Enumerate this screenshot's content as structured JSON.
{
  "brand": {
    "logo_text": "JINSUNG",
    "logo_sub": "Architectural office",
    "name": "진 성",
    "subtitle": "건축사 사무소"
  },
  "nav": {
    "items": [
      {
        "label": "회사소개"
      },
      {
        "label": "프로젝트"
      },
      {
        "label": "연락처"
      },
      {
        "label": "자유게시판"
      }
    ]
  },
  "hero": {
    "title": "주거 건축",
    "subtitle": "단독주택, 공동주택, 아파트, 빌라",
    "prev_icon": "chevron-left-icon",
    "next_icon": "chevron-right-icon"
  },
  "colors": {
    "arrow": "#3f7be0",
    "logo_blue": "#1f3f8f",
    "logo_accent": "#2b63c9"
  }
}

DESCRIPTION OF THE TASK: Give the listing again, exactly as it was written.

WRITTEN RESPONSE:
Enumerate this screenshot's content as structured JSON.
{
  "brand": {
    "logo_text": "JINSUNG",
    "logo_sub": "Architectural office",
    "name": "진 성",
    "subtitle": "건축사 사무소"
  },
  "nav": {
    "items": [
      {
        "label": "회사소개"
      },
      {
        "label": "프로젝트"
      },
      {
        "label": "연락처"
      },
      {
        "label": "자유게시판"
      }
    ]
  },
  "hero": {
    "title": "주거 건축",
    "subtitle": "단독주택, 공동주택, 아파트, 빌라",
    "prev_icon": "chevron-left-icon",
    "next_icon": "chevron-right-icon"
  },
  "colors": {
    "arrow": "#3f7be0",
    "logo_blue": "#1f3f8f",
    "logo_accent": "#2b63c9"
  }
}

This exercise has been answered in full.